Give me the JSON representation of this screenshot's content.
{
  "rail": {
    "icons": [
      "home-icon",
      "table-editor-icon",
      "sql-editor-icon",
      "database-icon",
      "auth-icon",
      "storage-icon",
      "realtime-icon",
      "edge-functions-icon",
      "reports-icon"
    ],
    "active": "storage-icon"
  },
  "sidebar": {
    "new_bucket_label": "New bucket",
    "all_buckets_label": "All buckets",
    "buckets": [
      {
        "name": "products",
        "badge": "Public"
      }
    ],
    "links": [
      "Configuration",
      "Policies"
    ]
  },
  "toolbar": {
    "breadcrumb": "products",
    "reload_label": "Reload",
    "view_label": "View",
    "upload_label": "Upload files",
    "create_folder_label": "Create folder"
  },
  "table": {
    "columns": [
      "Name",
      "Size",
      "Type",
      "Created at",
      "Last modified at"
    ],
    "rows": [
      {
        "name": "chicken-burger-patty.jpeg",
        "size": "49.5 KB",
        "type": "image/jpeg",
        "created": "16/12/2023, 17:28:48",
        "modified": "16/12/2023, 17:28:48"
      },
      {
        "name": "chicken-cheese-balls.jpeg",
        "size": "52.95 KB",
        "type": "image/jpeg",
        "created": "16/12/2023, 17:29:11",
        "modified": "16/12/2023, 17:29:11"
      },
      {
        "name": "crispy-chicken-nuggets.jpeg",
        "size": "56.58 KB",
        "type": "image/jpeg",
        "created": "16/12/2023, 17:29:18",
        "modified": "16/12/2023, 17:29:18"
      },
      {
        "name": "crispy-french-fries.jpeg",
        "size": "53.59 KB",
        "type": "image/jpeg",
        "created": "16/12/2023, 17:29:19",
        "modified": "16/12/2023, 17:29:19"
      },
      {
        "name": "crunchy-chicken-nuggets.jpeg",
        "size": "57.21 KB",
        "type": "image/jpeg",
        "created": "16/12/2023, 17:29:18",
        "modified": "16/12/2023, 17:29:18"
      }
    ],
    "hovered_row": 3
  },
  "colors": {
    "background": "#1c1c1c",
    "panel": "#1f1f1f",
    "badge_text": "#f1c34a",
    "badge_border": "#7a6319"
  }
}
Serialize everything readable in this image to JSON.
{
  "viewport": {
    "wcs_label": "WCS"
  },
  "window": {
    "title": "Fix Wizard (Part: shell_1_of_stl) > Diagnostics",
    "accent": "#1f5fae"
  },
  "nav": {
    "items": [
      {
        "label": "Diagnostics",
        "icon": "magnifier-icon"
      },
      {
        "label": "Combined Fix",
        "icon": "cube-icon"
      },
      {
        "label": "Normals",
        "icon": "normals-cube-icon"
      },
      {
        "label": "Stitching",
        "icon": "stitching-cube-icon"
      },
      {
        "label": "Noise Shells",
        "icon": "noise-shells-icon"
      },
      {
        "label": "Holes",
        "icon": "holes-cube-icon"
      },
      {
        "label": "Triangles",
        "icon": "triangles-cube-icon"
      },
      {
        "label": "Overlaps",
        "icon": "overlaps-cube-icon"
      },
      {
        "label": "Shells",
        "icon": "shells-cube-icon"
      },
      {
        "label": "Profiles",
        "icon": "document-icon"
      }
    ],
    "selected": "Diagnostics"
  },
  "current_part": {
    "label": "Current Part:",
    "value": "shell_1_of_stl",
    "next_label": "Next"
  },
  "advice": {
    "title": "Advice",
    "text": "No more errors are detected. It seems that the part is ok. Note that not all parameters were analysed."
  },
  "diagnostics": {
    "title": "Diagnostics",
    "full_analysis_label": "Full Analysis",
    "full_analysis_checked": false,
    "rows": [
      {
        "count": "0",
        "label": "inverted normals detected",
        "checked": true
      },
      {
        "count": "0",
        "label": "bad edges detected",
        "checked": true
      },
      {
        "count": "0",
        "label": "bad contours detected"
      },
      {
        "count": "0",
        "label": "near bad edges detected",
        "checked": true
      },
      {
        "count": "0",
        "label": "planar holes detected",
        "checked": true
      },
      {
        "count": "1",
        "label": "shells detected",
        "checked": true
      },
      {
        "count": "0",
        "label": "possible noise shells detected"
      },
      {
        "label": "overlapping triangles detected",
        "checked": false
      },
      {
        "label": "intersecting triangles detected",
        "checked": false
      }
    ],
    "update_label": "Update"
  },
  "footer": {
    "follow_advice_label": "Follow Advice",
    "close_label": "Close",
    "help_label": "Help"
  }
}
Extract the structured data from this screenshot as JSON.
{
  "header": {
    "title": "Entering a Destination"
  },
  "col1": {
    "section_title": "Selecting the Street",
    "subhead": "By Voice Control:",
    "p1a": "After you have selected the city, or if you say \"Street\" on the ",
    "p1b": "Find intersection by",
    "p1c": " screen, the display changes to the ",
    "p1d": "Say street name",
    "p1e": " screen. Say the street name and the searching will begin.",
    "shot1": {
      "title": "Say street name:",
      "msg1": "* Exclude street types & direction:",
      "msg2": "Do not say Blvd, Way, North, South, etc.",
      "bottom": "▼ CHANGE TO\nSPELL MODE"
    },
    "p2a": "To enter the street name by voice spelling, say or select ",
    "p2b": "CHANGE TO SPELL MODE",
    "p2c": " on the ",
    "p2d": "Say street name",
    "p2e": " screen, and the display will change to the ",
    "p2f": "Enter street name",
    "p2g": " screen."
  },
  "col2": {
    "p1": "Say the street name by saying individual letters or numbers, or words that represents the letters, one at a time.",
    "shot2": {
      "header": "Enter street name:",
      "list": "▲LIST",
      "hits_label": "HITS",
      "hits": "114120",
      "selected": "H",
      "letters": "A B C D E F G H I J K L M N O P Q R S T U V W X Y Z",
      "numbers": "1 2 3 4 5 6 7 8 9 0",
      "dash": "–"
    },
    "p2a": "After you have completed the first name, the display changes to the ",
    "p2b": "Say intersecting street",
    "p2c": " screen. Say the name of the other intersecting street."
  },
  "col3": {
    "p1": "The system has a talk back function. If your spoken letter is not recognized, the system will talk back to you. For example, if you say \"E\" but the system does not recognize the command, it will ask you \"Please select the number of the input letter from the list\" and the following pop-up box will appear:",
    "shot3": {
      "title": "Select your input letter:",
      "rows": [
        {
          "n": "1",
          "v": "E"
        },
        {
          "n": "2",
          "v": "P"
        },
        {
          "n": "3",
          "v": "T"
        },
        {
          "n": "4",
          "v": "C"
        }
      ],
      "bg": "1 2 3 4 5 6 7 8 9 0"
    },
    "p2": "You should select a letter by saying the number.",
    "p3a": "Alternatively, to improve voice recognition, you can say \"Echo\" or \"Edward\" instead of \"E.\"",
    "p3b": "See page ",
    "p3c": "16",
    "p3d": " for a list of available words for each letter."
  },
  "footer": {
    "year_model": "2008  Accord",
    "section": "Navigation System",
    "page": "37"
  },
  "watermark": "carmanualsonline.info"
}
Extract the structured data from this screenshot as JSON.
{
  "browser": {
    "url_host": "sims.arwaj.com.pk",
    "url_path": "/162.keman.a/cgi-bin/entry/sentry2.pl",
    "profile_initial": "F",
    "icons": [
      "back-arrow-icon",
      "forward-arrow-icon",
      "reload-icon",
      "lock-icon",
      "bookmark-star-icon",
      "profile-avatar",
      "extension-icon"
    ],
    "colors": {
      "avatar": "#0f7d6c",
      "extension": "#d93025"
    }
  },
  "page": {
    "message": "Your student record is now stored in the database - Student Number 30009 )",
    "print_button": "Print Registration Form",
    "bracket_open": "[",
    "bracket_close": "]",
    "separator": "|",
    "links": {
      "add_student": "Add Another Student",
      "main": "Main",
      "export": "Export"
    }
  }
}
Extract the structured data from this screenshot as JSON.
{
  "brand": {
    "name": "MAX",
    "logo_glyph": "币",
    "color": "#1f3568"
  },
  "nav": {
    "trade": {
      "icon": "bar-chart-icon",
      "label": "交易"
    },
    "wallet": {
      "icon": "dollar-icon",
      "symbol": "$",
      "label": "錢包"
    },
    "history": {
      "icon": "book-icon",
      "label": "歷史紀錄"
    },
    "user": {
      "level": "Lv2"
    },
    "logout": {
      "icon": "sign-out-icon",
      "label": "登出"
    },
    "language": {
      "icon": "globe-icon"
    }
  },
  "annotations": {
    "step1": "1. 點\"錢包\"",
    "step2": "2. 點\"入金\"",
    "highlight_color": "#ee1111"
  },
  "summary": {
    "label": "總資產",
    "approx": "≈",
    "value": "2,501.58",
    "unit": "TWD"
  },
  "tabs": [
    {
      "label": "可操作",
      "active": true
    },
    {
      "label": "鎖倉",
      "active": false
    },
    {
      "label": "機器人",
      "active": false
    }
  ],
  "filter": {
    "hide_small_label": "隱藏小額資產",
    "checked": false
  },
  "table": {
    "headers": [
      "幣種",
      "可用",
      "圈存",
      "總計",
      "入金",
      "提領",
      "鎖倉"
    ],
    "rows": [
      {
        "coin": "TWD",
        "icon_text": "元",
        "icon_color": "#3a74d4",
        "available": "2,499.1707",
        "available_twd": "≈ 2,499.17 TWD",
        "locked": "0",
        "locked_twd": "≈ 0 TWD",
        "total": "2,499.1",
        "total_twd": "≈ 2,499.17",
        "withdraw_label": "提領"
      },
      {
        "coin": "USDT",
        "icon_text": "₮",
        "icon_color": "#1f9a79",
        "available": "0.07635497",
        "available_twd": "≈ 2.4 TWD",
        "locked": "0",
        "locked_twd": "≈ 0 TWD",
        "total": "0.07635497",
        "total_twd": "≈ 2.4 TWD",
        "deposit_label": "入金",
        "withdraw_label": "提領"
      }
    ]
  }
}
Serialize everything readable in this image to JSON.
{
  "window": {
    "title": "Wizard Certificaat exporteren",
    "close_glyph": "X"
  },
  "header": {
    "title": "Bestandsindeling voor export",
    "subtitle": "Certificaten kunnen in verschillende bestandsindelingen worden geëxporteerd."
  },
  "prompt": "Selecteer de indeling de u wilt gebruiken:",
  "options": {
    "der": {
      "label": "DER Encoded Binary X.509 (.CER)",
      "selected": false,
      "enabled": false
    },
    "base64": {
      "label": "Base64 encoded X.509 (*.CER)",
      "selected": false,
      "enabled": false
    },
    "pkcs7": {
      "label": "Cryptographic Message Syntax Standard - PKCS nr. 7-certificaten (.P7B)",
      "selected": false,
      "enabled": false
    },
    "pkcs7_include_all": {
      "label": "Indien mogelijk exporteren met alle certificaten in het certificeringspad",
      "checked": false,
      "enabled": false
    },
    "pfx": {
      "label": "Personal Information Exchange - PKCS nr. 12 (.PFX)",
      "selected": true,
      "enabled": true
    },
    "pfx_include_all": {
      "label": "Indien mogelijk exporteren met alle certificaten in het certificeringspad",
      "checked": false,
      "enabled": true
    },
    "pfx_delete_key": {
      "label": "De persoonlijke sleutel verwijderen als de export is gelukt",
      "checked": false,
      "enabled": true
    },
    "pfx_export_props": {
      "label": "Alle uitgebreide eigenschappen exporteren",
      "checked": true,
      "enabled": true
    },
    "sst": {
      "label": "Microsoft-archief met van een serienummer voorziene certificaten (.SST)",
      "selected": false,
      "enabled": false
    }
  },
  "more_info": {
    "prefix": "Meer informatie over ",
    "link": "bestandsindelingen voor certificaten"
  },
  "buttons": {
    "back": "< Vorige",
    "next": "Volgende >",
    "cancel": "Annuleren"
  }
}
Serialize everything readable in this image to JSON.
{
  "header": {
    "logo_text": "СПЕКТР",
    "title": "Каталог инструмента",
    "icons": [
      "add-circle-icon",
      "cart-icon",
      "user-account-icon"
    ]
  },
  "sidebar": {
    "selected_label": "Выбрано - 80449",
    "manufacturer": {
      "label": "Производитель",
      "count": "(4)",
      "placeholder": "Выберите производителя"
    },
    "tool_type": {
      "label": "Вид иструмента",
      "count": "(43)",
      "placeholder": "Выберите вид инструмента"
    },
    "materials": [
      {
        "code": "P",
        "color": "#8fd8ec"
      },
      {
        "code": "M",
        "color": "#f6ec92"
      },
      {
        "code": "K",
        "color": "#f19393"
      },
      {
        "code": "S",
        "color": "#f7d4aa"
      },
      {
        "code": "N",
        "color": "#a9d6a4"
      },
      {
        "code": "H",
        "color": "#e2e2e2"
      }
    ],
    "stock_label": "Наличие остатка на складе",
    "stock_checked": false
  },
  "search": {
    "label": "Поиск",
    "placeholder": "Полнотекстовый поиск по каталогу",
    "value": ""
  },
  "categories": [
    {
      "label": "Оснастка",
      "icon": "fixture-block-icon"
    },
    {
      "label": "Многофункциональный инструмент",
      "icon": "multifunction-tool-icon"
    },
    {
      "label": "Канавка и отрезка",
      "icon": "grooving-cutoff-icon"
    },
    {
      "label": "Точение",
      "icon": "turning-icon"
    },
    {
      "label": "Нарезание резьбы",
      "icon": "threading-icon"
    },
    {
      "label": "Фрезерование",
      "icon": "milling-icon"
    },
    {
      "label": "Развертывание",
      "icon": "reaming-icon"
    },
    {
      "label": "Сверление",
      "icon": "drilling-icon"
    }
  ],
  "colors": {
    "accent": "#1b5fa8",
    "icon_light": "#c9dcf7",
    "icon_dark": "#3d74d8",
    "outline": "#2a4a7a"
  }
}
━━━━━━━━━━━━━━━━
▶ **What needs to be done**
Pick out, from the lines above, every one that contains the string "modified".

▶ **Exercise solution**
      "Last modified at"
        "modified": "16/12/2023, 17:28:48"
        "modified": "16/12/2023, 17:29:11"
        "modified": "16/12/2023, 17:29:18"
        "modified": "16/12/2023, 17:29:19"
        "modified": "16/12/2023, 17:29:18"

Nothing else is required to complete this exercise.